◆ **Work instruction**
This task calls for copying every line in the data below that contains the word "photo".

** Exercise data follows **

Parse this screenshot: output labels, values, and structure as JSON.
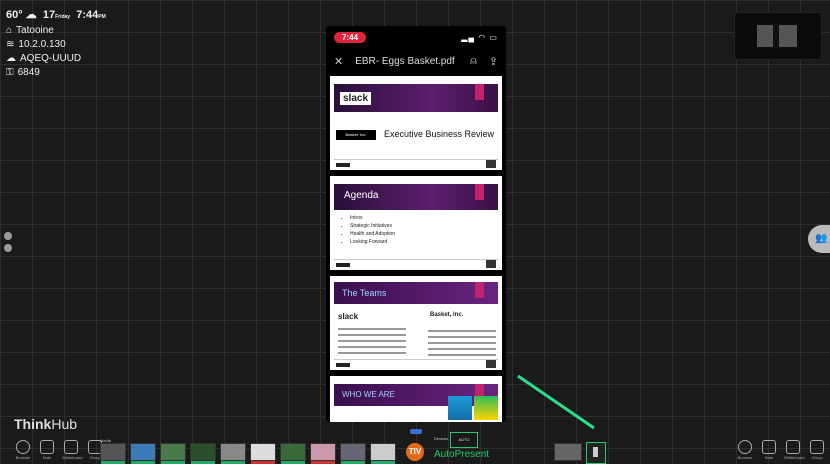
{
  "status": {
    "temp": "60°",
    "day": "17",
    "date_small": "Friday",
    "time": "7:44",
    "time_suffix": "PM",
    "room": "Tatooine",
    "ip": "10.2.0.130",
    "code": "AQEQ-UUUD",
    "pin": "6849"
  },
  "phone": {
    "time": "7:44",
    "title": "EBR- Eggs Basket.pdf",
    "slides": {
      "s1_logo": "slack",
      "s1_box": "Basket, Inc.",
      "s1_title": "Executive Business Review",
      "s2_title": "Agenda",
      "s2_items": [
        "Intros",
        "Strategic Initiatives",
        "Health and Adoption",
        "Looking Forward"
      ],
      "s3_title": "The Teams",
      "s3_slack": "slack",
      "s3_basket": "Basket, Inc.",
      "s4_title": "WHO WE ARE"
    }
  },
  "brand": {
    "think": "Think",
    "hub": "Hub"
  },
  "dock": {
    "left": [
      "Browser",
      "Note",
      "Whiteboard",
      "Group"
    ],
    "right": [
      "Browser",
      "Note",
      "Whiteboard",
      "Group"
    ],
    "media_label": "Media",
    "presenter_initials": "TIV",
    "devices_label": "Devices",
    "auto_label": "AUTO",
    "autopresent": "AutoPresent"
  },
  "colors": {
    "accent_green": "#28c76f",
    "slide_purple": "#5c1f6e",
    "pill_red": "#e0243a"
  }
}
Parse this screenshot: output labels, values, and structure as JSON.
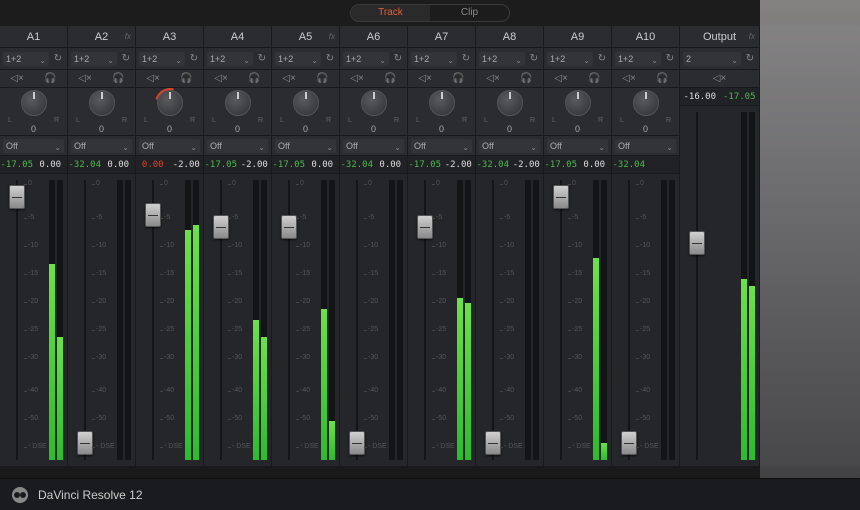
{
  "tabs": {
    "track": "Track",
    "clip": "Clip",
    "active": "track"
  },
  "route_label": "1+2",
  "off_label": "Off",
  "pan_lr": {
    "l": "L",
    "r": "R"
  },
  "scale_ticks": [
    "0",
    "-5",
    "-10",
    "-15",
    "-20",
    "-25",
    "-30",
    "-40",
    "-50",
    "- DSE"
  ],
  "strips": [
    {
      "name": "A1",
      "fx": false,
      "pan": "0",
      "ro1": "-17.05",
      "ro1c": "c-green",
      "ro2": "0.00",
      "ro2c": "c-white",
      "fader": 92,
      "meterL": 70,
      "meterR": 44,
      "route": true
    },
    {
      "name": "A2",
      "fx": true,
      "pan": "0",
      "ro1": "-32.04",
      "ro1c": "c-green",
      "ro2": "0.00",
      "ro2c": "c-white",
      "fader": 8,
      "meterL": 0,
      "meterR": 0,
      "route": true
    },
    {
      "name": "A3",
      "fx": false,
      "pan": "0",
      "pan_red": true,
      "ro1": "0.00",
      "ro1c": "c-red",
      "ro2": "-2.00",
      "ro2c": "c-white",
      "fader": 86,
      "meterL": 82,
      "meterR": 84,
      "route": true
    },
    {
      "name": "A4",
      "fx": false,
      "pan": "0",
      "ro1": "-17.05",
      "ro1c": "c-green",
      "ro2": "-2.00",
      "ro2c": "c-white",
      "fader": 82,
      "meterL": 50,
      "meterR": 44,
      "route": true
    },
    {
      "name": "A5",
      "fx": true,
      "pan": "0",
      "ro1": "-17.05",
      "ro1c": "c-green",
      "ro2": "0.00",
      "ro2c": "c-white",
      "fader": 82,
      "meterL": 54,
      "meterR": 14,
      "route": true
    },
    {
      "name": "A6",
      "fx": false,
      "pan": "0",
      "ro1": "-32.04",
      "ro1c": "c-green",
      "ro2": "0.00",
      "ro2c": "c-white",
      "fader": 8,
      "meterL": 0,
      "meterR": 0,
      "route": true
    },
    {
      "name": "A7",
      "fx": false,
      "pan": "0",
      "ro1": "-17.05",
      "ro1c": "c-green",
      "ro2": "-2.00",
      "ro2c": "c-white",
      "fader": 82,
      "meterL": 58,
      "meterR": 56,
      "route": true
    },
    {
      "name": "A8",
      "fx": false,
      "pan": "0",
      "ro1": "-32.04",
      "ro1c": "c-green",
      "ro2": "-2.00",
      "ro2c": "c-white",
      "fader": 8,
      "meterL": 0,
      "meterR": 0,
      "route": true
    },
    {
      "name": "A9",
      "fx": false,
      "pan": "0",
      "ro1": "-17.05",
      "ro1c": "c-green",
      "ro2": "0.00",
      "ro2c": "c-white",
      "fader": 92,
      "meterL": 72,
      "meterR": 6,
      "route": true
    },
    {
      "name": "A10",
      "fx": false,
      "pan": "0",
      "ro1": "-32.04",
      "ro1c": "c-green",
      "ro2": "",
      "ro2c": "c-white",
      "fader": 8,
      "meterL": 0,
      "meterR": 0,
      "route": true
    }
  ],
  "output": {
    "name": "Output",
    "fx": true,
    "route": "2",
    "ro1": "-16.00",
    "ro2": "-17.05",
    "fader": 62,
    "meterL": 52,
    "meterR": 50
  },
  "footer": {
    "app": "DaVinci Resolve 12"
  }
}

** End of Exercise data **
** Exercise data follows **

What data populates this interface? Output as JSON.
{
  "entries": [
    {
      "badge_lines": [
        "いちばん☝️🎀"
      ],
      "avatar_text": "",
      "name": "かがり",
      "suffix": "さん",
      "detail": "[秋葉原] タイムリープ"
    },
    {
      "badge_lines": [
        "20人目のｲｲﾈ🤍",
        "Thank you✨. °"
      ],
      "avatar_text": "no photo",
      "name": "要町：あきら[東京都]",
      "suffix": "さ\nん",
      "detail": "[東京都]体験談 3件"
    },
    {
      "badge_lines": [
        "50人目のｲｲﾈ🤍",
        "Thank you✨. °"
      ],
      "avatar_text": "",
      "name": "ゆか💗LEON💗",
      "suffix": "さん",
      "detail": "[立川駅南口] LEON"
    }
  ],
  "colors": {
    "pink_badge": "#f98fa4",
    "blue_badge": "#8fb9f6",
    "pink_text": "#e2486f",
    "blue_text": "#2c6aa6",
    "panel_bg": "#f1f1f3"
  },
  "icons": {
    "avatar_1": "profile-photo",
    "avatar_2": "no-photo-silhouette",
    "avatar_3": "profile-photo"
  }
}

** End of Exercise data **

◆ **Result**
      "avatar_text": "no photo",
    "avatar_1": "profile-photo",
    "avatar_2": "no-photo-silhouette",
    "avatar_3": "profile-photo"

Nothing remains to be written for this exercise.